He Came for Sinners (Mark 2:16–17) - Radical

He Came for Sinners (Mark 2:16–17)

“And the scribes of the Pharisees, when they saw that Jesus was eating with sinners and tax collectors said to his disciples, ‘Why does he eat with tax collectors and sinners?’ And when Jesus heard it, he said to them, ‘Those who are well have no need of a physician, but those who are sick. I came not to call the righteous but sinners.'”
– Mark 2:16–17

There’s so much I love about this passage and so much we could talk about in it.

Mark 2:16–17 Shows how the Spiritually Needy were Drawn to Jesus

But what I want to point out in particular and lead us to pray according to is the dynamic at work here as tax collectors and sinners are drawn to Jesus, these people who, especially the religious leaders, would have scoffed at. They are scoffing at them. They’re drawn to Jesus, people who are in need of salvation, sinners, people who see that they are sick spiritually. They were drawn to Jesus.

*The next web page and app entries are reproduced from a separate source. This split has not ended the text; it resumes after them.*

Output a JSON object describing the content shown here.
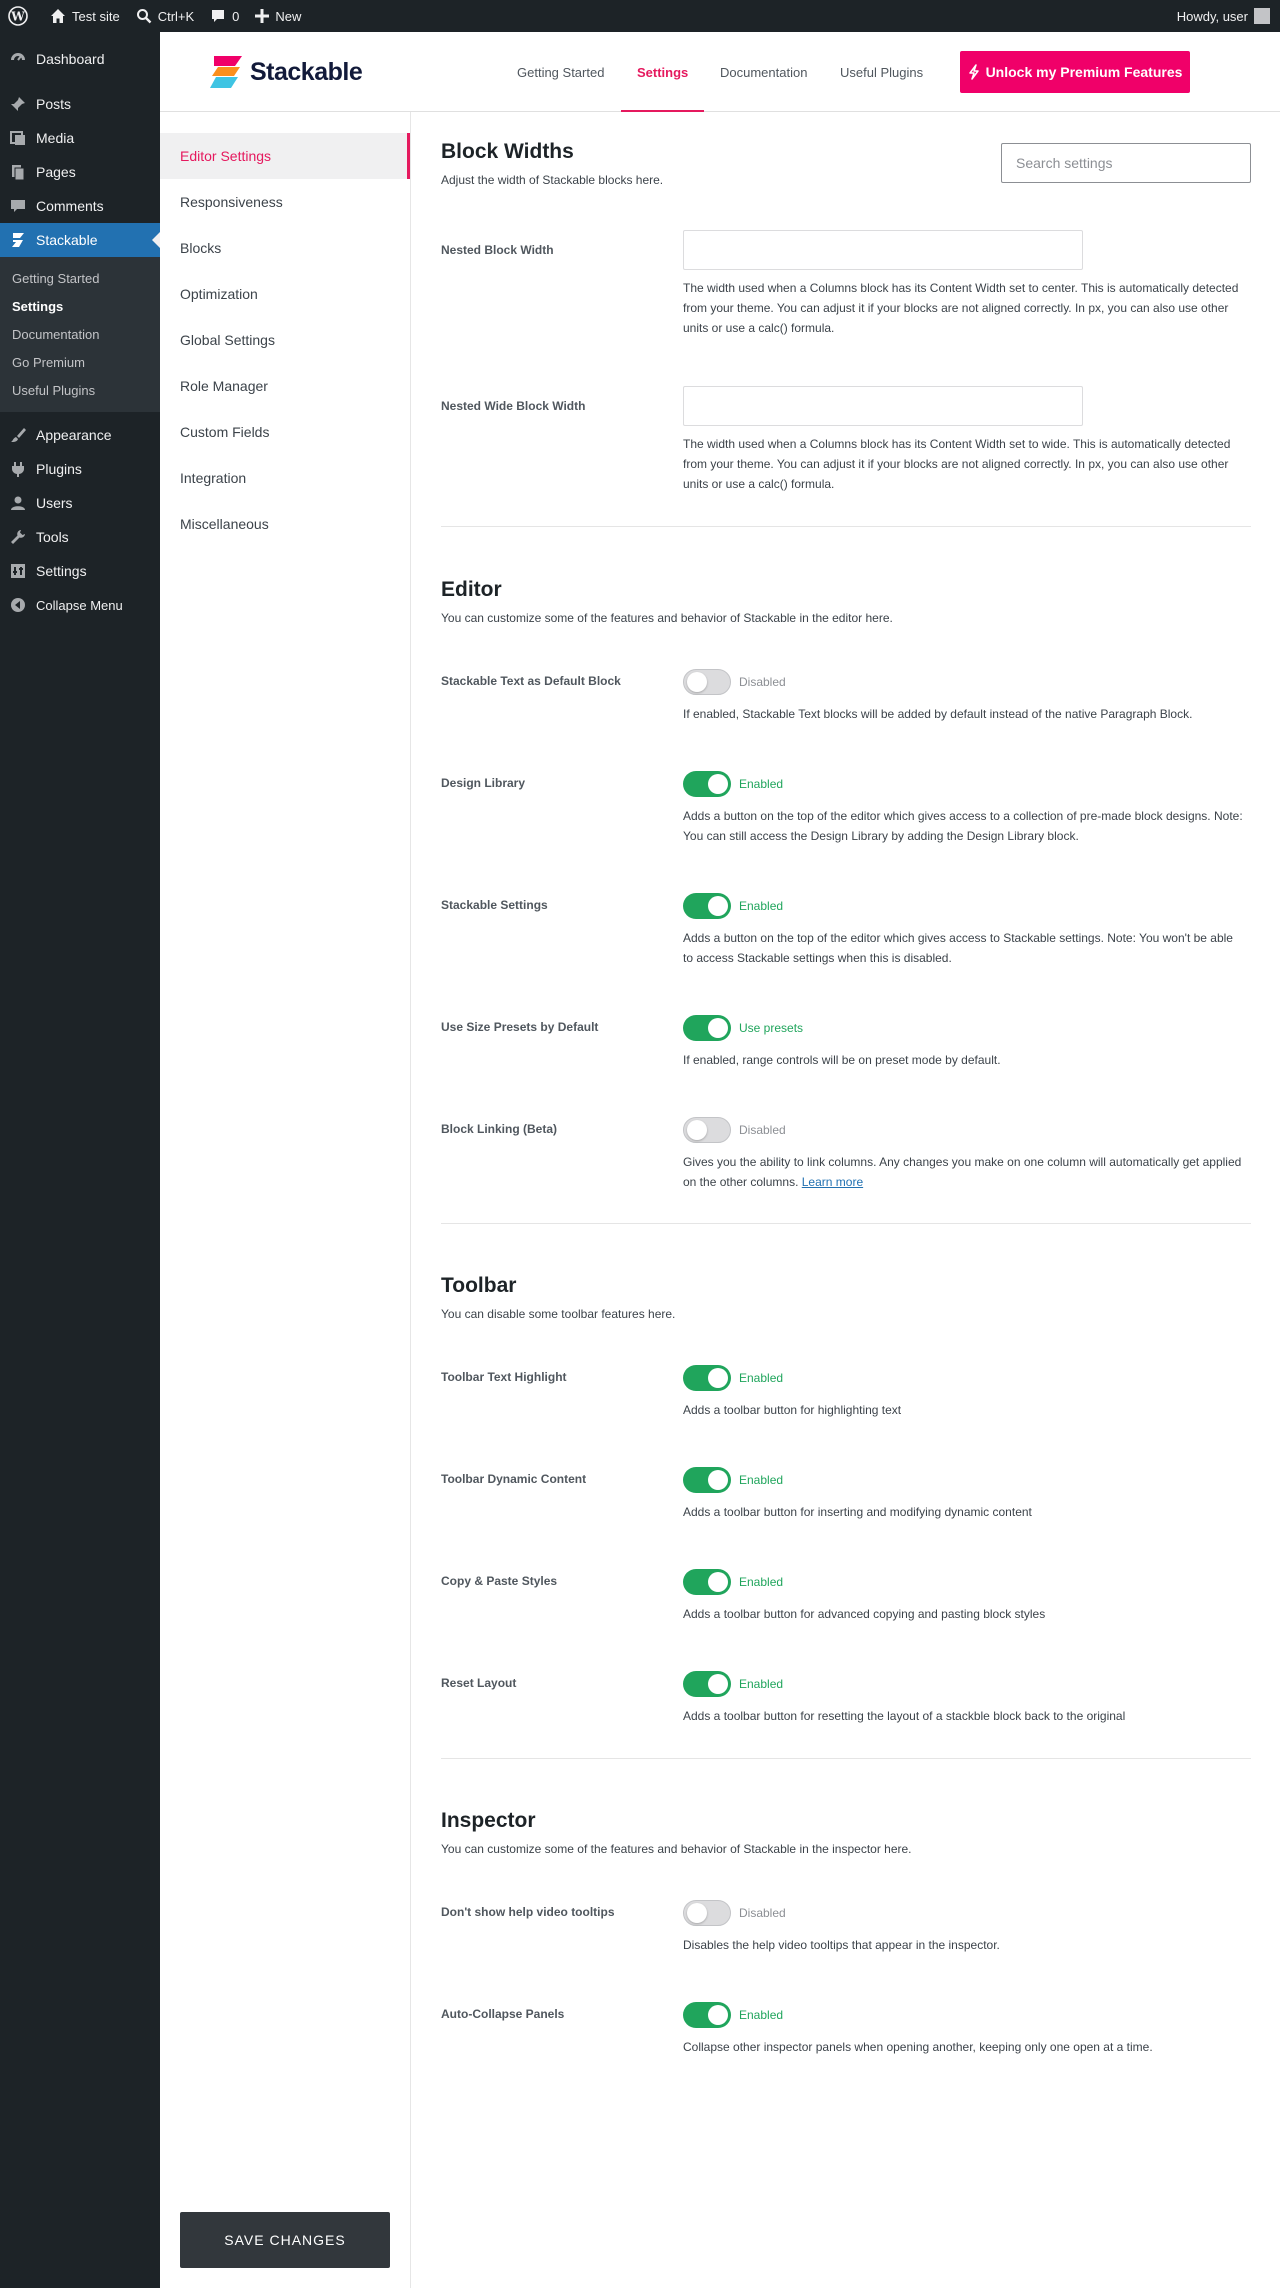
{
  "adminbar": {
    "site_name": "Test site",
    "search_shortcut": "Ctrl+K",
    "comments_count": "0",
    "new_label": "New",
    "howdy": "Howdy, user"
  },
  "adminmenu": {
    "items": [
      {
        "label": "Dashboard",
        "icon": "dashboard-icon"
      },
      {
        "label": "Posts",
        "icon": "pin-icon"
      },
      {
        "label": "Media",
        "icon": "media-icon"
      },
      {
        "label": "Pages",
        "icon": "pages-icon"
      },
      {
        "label": "Comments",
        "icon": "comment-icon"
      },
      {
        "label": "Stackable",
        "icon": "stackable-icon"
      },
      {
        "label": "Appearance",
        "icon": "brush-icon"
      },
      {
        "label": "Plugins",
        "icon": "plugin-icon"
      },
      {
        "label": "Users",
        "icon": "users-icon"
      },
      {
        "label": "Tools",
        "icon": "wrench-icon"
      },
      {
        "label": "Settings",
        "icon": "settings-icon"
      },
      {
        "label": "Collapse Menu",
        "icon": "collapse-icon"
      }
    ],
    "submenu": [
      "Getting Started",
      "Settings",
      "Documentation",
      "Go Premium",
      "Useful Plugins"
    ]
  },
  "header": {
    "logo_text": "Stackable",
    "tabs": [
      "Getting Started",
      "Settings",
      "Documentation",
      "Useful Plugins"
    ],
    "active_tab": "Settings",
    "premium_button": "Unlock my Premium Features",
    "accent_color": "#e5195e"
  },
  "settings_nav": {
    "items": [
      "Editor Settings",
      "Responsiveness",
      "Blocks",
      "Optimization",
      "Global Settings",
      "Role Manager",
      "Custom Fields",
      "Integration",
      "Miscellaneous"
    ],
    "save_button": "SAVE CHANGES"
  },
  "search": {
    "placeholder": "Search settings"
  },
  "sections": {
    "block_widths": {
      "title": "Block Widths",
      "subtitle": "Adjust the width of Stackable blocks here.",
      "nested_width": {
        "label": "Nested Block Width",
        "value": "",
        "desc": "The width used when a Columns block has its Content Width set to center. This is automatically detected from your theme. You can adjust it if your blocks are not aligned correctly. In px, you can also use other units or use a calc() formula."
      },
      "nested_wide_width": {
        "label": "Nested Wide Block Width",
        "value": "",
        "desc": "The width used when a Columns block has its Content Width set to wide. This is automatically detected from your theme. You can adjust it if your blocks are not aligned correctly. In px, you can also use other units or use a calc() formula."
      }
    },
    "editor": {
      "title": "Editor",
      "subtitle": "You can customize some of the features and behavior of Stackable in the editor here.",
      "rows": [
        {
          "label": "Stackable Text as Default Block",
          "state": "off",
          "status": "Disabled",
          "desc": "If enabled, Stackable Text blocks will be added by default instead of the native Paragraph Block."
        },
        {
          "label": "Design Library",
          "state": "on",
          "status": "Enabled",
          "desc": "Adds a button on the top of the editor which gives access to a collection of pre-made block designs. Note: You can still access the Design Library by adding the Design Library block."
        },
        {
          "label": "Stackable Settings",
          "state": "on",
          "status": "Enabled",
          "desc": "Adds a button on the top of the editor which gives access to Stackable settings. Note: You won't be able to access Stackable settings when this is disabled."
        },
        {
          "label": "Use Size Presets by Default",
          "state": "on",
          "status": "Use presets",
          "desc": "If enabled, range controls will be on preset mode by default."
        },
        {
          "label": "Block Linking (Beta)",
          "state": "off",
          "status": "Disabled",
          "desc": "Gives you the ability to link columns. Any changes you make on one column will automatically get applied on the other columns.",
          "link": "Learn more"
        }
      ]
    },
    "toolbar": {
      "title": "Toolbar",
      "subtitle": "You can disable some toolbar features here.",
      "rows": [
        {
          "label": "Toolbar Text Highlight",
          "state": "on",
          "status": "Enabled",
          "desc": "Adds a toolbar button for highlighting text"
        },
        {
          "label": "Toolbar Dynamic Content",
          "state": "on",
          "status": "Enabled",
          "desc": "Adds a toolbar button for inserting and modifying dynamic content"
        },
        {
          "label": "Copy & Paste Styles",
          "state": "on",
          "status": "Enabled",
          "desc": "Adds a toolbar button for advanced copying and pasting block styles"
        },
        {
          "label": "Reset Layout",
          "state": "on",
          "status": "Enabled",
          "desc": "Adds a toolbar button for resetting the layout of a stackble block back to the original"
        }
      ]
    },
    "inspector": {
      "title": "Inspector",
      "subtitle": "You can customize some of the features and behavior of Stackable in the inspector here.",
      "rows": [
        {
          "label": "Don't show help video tooltips",
          "state": "off",
          "status": "Disabled",
          "desc": "Disables the help video tooltips that appear in the inspector."
        },
        {
          "label": "Auto-Collapse Panels",
          "state": "on",
          "status": "Enabled",
          "desc": "Collapse other inspector panels when opening another, keeping only one open at a time."
        }
      ]
    }
  }
}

And I just think about my life, about my family. I think about the church I’m a part of. I want to live and I want to be a part of a church where sinners feel welcome, where people who are far from God, feel loved and cared for and are drawn to, not because we are like the world. That’s obviously not the case here. In Jesus life, he was totally different from the world in such a way that people were drawn to the grace and the mercy that was found in him.

Oh, I want my life to look like that. I want my life to overflow with grace and mercy and love in such a way that people who are far from God through my life would be drawn to Jesus. I want to be a part of a church where people who are far from God are strangely drawn to the love and the grace and the mercy they find in the body of Christ.

Mark 2:16–17 Encourages Us to care for the Spiritually Needy

So, can we just pray that for our lives and for our churches, that we are a part of? God, we pray that you would help us to live and assemble as your people and operate as your people in the churches we’re a part of, in such a way that to use language from Mark 2 tax collectors and sinner, find a welcome place there in our lives, in our homes, and in our houses of worship as the body of Christ.

Lord, we pray you’d help us to love so well, care so well, show such grace, such mercy in our lives and in our churches that people are strangely drawn to you through us. God, please may that be so. We look around in our cities and our communities, so many people in need of your grace and your love and your mercy, even as we know we are in need of your grace and your love and your mercy.

So God, help us to be active in sharing the gospel and inviting people to the gathering of your people, inviting people to see and encounter your love. And God, we pray that you would bless our lives and our churches to lead many people to you, Jesus, just like was happening here in Mark 2. God, deliver us from any and every tendency towards self-righteousness and toward cocooning ourselves as religious people in such a way that those who are far from you are not drawn to you through us.

Praying for the Sudanese Arabs

And God, we pray this when it comes to the spread of the gospel of the nations. We pray today for the Sudanese Arabs, for Arabs in Sudan, for Muslims across Sudan. God, we pray for your blessing on the church in Sudan and South Sudan, that churches in Sudan would be a welcome place for Muslims to find the peace of Jesus.

And God, even as we pray that over Sudan, we pray that our churches would be welcome places for Muslims to find the peace of Jesus and atheists to find the love of Jesus and all kinds of people from all kinds of different backgrounds to find you, Jesus, just as these tax collectors found you to be loving and caring toward them in Mark 2. God may it be true through our lives and our churches. We pray according to Mark chapter two. In Jesus’ name. Amen.

David Platt serves as a pastor in metro Washington, D.C. He is the founder of Radical.

David received his Ph.D. from New Orleans Baptist Theological Seminary and is the author of Don’t Hold Back, Radical, Follow MeCounter CultureSomething Needs to ChangeBefore You Vote, as well as the multiple volumes of the Christ-Centered Exposition Commentary series.

Along with his wife and children, he lives in the Washington, D.C. metro area.


That means that the people with the most urgent spiritual and physical needs on the planet are receiving the least amount of support. Together we can change that!